***** RECORDS SHOWN
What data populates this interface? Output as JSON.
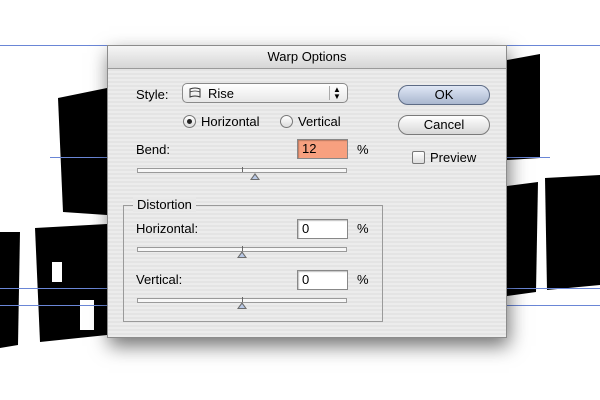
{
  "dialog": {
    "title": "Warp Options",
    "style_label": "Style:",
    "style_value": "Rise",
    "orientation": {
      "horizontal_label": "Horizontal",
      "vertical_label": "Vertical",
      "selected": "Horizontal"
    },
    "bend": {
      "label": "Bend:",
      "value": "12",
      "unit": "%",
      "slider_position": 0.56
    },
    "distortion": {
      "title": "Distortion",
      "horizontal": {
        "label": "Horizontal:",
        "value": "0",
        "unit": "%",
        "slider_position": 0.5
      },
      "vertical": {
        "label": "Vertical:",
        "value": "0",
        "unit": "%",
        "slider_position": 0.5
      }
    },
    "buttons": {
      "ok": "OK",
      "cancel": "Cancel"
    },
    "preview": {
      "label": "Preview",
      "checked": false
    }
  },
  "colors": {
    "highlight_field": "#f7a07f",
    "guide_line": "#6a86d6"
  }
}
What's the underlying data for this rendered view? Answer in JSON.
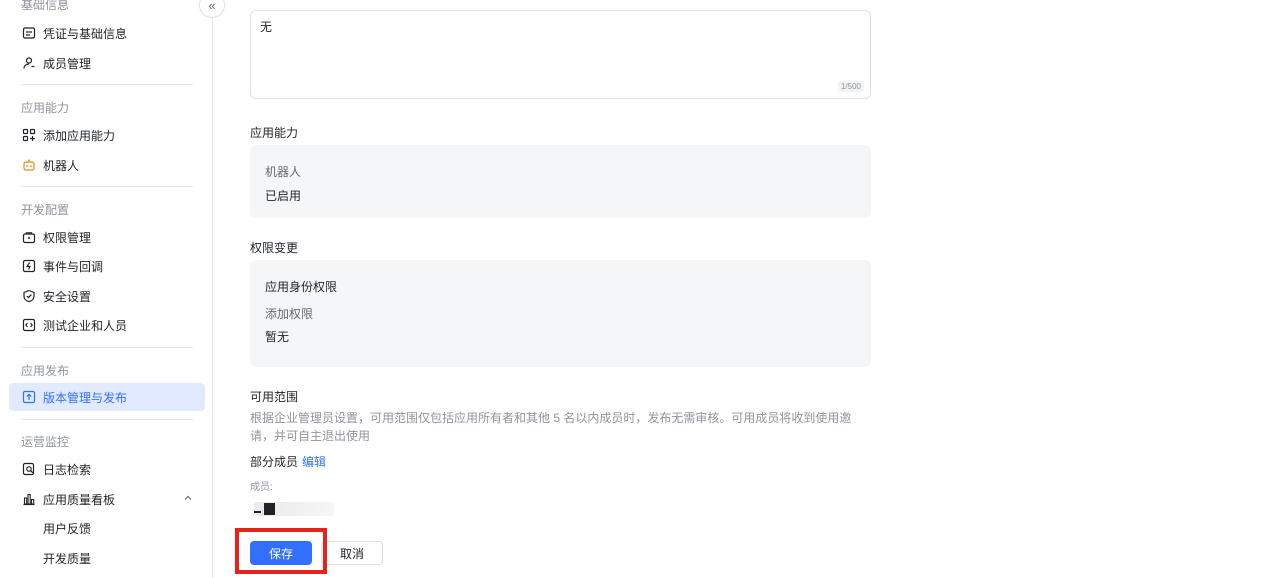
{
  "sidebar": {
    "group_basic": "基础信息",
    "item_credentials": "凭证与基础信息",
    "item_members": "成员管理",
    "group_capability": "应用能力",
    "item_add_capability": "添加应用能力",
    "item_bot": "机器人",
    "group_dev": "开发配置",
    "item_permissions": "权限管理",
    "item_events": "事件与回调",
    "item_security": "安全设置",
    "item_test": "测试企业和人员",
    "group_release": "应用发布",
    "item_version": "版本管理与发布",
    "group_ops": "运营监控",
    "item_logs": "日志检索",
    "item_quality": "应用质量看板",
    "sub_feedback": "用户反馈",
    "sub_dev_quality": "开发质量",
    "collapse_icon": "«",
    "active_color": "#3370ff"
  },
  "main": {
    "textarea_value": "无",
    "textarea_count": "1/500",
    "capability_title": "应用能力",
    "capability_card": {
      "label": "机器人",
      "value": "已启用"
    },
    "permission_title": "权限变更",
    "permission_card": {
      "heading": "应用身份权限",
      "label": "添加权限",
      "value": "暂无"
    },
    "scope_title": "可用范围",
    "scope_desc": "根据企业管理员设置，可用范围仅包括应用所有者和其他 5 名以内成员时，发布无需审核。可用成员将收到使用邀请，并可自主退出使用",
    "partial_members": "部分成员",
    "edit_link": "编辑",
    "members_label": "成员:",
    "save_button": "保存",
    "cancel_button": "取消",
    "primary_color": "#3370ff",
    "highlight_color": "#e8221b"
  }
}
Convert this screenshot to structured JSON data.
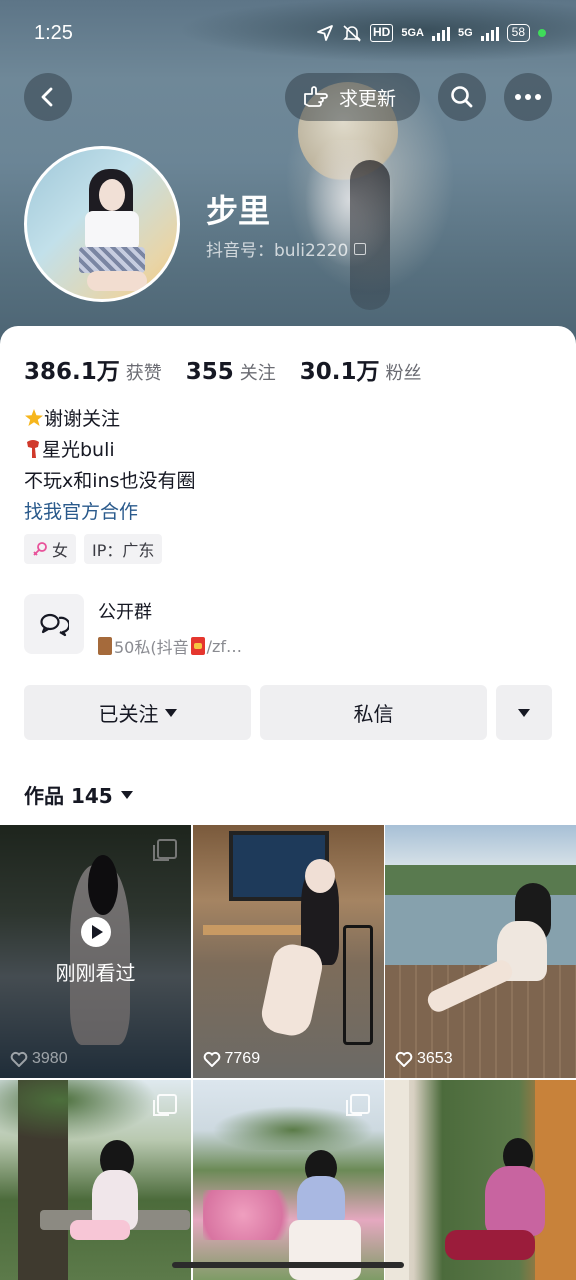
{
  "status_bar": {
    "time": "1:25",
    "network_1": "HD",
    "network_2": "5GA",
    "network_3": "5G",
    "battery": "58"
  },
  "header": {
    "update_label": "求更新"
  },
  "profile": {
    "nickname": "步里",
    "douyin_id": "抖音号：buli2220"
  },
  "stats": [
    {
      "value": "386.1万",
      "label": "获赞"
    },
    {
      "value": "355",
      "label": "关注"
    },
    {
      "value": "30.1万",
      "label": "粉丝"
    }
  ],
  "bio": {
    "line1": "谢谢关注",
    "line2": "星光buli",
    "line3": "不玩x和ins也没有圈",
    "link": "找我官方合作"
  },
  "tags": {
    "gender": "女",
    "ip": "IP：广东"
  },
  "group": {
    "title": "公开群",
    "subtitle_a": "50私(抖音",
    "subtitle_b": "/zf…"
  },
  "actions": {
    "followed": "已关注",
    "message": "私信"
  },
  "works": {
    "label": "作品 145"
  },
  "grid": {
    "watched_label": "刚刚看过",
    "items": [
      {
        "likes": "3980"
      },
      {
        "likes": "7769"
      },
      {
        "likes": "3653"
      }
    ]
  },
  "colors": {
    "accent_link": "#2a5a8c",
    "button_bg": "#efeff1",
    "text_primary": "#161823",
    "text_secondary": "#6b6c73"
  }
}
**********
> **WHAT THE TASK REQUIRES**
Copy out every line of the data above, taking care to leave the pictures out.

> **RESULT OF THIS EXERCISE**
What data populates this interface? Output as JSON.
{
  "dialog": {
    "title": "Warp Options",
    "style_label": "Style:",
    "style_value": "Rise",
    "orientation": {
      "horizontal_label": "Horizontal",
      "vertical_label": "Vertical",
      "selected": "Horizontal"
    },
    "bend": {
      "label": "Bend:",
      "value": "12",
      "unit": "%",
      "slider_position": 0.56
    },
    "distortion": {
      "title": "Distortion",
      "horizontal": {
        "label": "Horizontal:",
        "value": "0",
        "unit": "%",
        "slider_position": 0.5
      },
      "vertical": {
        "label": "Vertical:",
        "value": "0",
        "unit": "%",
        "slider_position": 0.5
      }
    },
    "buttons": {
      "ok": "OK",
      "cancel": "Cancel"
    },
    "preview": {
      "label": "Preview",
      "checked": false
    }
  },
  "colors": {
    "highlight_field": "#f7a07f",
    "guide_line": "#6a86d6"
  }
}
What's the underlying data for this rendered view? Answer in JSON.
{
  "sidebar": {
    "group_basic": "基础信息",
    "item_credentials": "凭证与基础信息",
    "item_members": "成员管理",
    "group_capability": "应用能力",
    "item_add_capability": "添加应用能力",
    "item_bot": "机器人",
    "group_dev": "开发配置",
    "item_permissions": "权限管理",
    "item_events": "事件与回调",
    "item_security": "安全设置",
    "item_test": "测试企业和人员",
    "group_release": "应用发布",
    "item_version": "版本管理与发布",
    "group_ops": "运营监控",
    "item_logs": "日志检索",
    "item_quality": "应用质量看板",
    "sub_feedback": "用户反馈",
    "sub_dev_quality": "开发质量",
    "collapse_icon": "«",
    "active_color": "#3370ff"
  },
  "main": {
    "textarea_value": "无",
    "textarea_count": "1/500",
    "capability_title": "应用能力",
    "capability_card": {
      "label": "机器人",
      "value": "已启用"
    },
    "permission_title": "权限变更",
    "permission_card": {
      "heading": "应用身份权限",
      "label": "添加权限",
      "value": "暂无"
    },
    "scope_title": "可用范围",
    "scope_desc": "根据企业管理员设置，可用范围仅包括应用所有者和其他 5 名以内成员时，发布无需审核。可用成员将收到使用邀请，并可自主退出使用",
    "partial_members": "部分成员",
    "edit_link": "编辑",
    "members_label": "成员:",
    "save_button": "保存",
    "cancel_button": "取消",
    "primary_color": "#3370ff",
    "highlight_color": "#e8221b"
  }
}
Convert this screenshot to structured JSON data.
{
  "status_bar": {
    "time": "1:25",
    "network_1": "HD",
    "network_2": "5GA",
    "network_3": "5G",
    "battery": "58"
  },
  "header": {
    "update_label": "求更新"
  },
  "profile": {
    "nickname": "步里",
    "douyin_id": "抖音号：buli2220"
  },
  "stats": [
    {
      "value": "386.1万",
      "label": "获赞"
    },
    {
      "value": "355",
      "label": "关注"
    },
    {
      "value": "30.1万",
      "label": "粉丝"
    }
  ],
  "bio": {
    "line1": "谢谢关注",
    "line2": "星光buli",
    "line3": "不玩x和ins也没有圈",
    "link": "找我官方合作"
  },
  "tags": {
    "gender": "女",
    "ip": "IP：广东"
  },
  "group": {
    "title": "公开群",
    "subtitle_a": "50私(抖音",
    "subtitle_b": "/zf…"
  },
  "actions": {
    "followed": "已关注",
    "message": "私信"
  },
  "works": {
    "label": "作品 145"
  },
  "grid": {
    "watched_label": "刚刚看过",
    "items": [
      {
        "likes": "3980"
      },
      {
        "likes": "7769"
      },
      {
        "likes": "3653"
      }
    ]
  },
  "colors": {
    "accent_link": "#2a5a8c",
    "button_bg": "#efeff1",
    "text_primary": "#161823",
    "text_secondary": "#6b6c73"
  }
}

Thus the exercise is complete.